The original, however, is the best. This is a compliment to the artist, as the guests are of such high pedigree one might expect them to challenge the composer for the title. But wow, what a track. The closest comparison is Black to Comm’s Providence, a single-track EP from last year that transitioned from drone to electronic, spooking listeners all the way. Last Days of Montrose House is a close relative, although it proceeds along a less linear path. One can already intuit the mood from the screen-printed vinyl image: a deserted room in an abandoned house, drab tan and grey, concrete and litter and decay. Anduin’s music is even more intimidating. These may be the last days of Montrose House, but the house is putting up a fight.

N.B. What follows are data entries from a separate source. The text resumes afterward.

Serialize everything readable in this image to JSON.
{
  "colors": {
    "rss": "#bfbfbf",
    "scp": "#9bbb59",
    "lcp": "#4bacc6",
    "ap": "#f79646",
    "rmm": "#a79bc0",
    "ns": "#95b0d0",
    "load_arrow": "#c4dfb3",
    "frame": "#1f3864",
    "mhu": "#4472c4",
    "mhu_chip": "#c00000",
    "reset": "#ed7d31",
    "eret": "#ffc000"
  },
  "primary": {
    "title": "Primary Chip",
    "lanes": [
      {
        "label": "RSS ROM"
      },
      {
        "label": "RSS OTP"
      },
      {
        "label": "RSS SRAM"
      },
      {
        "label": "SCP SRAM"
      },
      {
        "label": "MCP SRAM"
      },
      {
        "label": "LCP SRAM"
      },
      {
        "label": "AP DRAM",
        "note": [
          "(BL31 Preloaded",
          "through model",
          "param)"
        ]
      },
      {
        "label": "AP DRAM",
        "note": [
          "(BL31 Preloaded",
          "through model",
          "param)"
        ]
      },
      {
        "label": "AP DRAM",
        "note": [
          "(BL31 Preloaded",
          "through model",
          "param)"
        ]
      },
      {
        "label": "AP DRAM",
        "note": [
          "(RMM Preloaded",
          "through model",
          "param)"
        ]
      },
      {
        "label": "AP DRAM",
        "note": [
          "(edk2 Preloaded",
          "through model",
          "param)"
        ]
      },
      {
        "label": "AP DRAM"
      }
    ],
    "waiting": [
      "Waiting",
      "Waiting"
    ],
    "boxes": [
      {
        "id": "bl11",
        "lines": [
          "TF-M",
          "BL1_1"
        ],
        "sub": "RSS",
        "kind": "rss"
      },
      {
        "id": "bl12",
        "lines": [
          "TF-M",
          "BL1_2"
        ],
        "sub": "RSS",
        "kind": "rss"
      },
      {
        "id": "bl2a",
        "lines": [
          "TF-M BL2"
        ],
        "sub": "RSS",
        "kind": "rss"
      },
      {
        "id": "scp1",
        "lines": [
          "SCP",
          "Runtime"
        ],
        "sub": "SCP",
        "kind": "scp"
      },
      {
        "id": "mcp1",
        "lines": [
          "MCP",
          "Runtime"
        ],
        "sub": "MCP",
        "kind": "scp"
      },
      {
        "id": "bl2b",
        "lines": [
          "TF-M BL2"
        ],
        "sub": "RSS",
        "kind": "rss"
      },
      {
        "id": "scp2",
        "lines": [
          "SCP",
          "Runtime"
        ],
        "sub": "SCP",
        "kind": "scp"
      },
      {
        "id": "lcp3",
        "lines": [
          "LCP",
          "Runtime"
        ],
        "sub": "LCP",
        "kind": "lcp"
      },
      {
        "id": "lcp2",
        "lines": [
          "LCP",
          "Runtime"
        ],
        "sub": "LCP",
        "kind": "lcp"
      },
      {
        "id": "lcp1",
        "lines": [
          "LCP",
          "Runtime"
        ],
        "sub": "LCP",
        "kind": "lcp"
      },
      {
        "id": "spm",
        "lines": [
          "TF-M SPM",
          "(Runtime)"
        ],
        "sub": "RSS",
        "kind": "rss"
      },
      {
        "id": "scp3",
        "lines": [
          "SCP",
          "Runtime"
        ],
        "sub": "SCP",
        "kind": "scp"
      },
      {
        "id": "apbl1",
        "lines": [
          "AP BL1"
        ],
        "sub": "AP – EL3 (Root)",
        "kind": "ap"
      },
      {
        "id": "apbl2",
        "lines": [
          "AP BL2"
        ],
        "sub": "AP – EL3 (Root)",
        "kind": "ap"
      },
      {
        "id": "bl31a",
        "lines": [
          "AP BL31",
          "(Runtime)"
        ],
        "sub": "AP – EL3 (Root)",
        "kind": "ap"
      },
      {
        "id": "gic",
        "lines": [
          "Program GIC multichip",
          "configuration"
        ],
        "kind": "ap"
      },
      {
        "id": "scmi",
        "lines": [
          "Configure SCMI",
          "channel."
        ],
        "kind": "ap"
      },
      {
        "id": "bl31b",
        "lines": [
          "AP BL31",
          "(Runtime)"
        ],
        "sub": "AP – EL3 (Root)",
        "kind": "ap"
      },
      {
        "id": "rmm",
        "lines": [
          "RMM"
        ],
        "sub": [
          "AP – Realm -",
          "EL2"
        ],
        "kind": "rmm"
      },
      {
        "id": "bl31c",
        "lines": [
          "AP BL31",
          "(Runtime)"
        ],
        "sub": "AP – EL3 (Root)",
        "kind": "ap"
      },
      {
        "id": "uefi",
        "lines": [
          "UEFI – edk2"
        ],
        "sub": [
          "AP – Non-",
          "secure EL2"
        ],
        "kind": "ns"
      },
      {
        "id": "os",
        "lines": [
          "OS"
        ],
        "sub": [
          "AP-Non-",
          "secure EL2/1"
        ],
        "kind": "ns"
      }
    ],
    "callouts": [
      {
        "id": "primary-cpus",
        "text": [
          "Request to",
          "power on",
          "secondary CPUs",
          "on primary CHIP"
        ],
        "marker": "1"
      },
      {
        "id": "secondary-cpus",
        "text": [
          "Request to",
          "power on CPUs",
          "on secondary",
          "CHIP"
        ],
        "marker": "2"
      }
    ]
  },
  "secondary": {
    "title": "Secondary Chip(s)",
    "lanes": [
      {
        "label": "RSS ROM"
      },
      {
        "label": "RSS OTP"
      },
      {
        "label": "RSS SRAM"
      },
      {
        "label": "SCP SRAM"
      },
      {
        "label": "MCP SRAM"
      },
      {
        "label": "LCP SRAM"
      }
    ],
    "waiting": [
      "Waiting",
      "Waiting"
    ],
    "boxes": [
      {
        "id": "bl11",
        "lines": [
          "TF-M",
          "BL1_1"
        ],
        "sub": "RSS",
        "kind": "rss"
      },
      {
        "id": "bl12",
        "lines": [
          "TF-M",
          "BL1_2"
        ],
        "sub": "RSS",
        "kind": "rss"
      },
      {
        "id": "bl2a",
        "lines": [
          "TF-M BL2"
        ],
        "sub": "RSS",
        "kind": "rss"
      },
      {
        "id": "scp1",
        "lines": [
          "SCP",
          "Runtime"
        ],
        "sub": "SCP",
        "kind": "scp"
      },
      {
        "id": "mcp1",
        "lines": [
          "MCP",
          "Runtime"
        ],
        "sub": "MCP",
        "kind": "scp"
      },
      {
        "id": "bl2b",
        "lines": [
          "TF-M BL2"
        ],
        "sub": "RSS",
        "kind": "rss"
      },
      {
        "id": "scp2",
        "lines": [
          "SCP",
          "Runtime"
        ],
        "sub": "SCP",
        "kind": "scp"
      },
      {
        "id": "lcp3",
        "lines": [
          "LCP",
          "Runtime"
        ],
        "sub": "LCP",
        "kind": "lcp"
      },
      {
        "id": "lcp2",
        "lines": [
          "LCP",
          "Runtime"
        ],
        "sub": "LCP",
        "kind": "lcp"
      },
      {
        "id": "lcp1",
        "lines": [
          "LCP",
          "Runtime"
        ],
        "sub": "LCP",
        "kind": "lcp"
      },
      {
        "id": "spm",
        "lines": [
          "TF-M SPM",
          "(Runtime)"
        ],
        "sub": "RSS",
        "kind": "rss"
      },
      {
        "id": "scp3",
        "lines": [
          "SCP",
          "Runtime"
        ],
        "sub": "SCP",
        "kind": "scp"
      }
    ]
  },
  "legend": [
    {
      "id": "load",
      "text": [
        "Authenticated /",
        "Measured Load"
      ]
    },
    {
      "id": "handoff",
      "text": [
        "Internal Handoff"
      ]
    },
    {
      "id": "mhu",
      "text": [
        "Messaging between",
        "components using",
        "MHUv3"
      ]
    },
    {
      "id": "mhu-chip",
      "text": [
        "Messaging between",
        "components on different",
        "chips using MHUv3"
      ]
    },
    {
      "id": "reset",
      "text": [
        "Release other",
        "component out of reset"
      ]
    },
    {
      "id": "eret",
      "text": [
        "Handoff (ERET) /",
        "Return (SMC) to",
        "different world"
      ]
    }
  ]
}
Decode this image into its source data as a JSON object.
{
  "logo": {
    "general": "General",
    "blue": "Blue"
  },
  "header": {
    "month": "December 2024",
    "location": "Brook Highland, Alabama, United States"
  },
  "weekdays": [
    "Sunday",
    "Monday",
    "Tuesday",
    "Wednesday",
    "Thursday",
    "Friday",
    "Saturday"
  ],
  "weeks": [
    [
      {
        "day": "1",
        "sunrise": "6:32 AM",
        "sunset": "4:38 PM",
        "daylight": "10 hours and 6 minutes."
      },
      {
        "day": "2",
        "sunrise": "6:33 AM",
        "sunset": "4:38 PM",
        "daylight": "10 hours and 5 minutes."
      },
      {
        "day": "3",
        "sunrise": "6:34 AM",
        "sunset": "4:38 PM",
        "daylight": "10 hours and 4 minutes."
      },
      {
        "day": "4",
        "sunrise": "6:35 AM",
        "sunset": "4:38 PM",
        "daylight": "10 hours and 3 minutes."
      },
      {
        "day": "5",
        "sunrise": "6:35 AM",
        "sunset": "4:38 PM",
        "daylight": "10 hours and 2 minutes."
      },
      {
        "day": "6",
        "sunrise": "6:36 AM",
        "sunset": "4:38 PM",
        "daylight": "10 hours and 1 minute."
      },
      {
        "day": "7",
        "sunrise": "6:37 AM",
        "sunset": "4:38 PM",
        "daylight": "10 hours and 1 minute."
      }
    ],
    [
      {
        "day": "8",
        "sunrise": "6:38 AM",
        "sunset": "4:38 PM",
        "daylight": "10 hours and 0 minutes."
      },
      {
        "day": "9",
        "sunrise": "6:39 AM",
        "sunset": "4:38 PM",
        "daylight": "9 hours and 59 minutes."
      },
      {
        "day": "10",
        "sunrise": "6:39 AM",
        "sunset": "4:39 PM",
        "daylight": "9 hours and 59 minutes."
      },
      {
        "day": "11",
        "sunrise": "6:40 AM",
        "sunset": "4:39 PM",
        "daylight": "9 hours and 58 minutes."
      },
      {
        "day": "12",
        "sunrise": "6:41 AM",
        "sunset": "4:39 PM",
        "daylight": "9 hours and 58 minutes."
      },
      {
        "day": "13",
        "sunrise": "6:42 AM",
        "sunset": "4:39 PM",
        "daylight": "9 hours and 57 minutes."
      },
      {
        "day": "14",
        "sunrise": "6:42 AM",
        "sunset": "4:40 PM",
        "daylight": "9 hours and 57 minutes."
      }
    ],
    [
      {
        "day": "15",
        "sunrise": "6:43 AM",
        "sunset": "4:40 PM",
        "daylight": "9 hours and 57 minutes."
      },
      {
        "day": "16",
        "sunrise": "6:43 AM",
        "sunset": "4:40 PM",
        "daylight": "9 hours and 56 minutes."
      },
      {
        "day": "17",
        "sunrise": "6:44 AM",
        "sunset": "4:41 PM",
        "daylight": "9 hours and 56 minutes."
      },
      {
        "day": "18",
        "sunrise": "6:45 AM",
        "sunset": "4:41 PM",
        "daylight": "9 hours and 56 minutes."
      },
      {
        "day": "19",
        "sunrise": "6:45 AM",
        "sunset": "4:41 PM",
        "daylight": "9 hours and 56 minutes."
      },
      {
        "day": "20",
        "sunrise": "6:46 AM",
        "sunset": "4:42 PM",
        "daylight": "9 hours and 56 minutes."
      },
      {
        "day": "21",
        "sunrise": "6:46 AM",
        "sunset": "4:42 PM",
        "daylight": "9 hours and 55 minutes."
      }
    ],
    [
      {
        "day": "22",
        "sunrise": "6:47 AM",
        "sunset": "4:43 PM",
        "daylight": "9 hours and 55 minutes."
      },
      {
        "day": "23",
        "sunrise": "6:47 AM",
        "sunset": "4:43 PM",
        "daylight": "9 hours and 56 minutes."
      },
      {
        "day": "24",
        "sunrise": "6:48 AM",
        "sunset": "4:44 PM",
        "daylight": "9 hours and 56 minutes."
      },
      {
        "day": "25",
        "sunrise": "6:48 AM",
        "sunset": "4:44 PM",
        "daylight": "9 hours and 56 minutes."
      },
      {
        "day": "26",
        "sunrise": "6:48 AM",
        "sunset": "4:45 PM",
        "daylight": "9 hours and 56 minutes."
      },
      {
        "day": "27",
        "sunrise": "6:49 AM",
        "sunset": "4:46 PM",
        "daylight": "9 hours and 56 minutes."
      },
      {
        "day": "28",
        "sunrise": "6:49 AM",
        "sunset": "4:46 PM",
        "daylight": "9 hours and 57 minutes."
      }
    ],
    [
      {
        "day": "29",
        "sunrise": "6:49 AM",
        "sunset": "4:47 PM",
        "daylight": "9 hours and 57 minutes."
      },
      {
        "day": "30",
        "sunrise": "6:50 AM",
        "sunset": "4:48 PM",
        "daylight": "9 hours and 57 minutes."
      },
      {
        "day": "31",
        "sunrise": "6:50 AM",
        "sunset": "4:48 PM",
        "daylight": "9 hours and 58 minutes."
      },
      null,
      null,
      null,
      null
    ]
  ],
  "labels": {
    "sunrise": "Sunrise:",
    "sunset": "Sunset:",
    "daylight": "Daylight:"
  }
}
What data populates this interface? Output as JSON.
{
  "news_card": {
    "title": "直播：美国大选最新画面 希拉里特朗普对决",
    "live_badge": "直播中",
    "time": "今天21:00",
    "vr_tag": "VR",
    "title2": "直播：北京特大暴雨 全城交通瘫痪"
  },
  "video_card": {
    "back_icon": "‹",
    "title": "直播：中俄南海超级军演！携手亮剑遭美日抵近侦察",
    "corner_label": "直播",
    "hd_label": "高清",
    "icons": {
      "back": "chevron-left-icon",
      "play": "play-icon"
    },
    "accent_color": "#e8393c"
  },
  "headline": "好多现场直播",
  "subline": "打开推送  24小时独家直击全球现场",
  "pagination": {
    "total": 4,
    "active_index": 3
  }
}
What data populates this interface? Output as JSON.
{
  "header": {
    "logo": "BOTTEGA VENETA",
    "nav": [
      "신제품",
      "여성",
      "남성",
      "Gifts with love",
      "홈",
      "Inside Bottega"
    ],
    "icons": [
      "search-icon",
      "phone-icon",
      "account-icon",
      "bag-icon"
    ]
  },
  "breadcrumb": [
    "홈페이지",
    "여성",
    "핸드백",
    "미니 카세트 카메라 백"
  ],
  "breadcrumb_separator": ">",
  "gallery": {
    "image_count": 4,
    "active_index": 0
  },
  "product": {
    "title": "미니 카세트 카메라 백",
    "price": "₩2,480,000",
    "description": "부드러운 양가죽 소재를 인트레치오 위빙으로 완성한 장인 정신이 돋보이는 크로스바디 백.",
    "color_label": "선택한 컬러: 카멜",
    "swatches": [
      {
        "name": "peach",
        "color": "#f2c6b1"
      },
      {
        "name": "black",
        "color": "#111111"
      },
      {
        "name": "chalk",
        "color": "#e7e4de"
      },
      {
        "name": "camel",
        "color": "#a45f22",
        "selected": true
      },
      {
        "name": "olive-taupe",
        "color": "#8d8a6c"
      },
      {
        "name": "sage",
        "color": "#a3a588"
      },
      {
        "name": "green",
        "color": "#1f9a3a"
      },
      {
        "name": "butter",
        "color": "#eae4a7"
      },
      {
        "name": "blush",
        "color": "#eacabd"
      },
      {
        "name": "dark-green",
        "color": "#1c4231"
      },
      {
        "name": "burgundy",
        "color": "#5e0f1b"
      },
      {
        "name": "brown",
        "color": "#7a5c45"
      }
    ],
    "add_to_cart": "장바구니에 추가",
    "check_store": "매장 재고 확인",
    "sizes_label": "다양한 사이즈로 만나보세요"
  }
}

Who is operating the projector? Who is dragging the metal across the floor? We may never know. As Anduin plays an elegy for the house, the house plays an elegy for him. Distant static and closer crackle conjure aural images of EVP; ghosts seeping from broken bottles. A dark, sweeping drone descends like a wraith. And then the pulse, rats scattering in its wake, glass on the ground, and a rising, unidentifiable power.
Someone is walking in the room. And yet the sound – no human being could make this sound on this surface, a clean, booted echo on unencumbered wood ~ which as one can clearly see in the photo on the right, is not there. Synthesizers produce wet, spackled sounds, like spilled ectoplasm. Is that high-pitched moan human? Is it you?
And now to the remixes. Stephen Vitiello moves the pulse to the front of the mix and amplifies the buried sounds. Radere emphasizes the wet synths and static surges. Borne embraces the double beat. Chester Hawkins plays a buried tape and hears a disembodied voice. .thejass almost makes the track danceable. Elian reduces the piece to cold, clinical tones. And Tag Cloud shows a bit of mercy, adding ambient elements. Each remix is distinct from the next, as well as from the source material; a rare accomplishment. How shall I spook thee? Let me count the ways. (Richard Allen)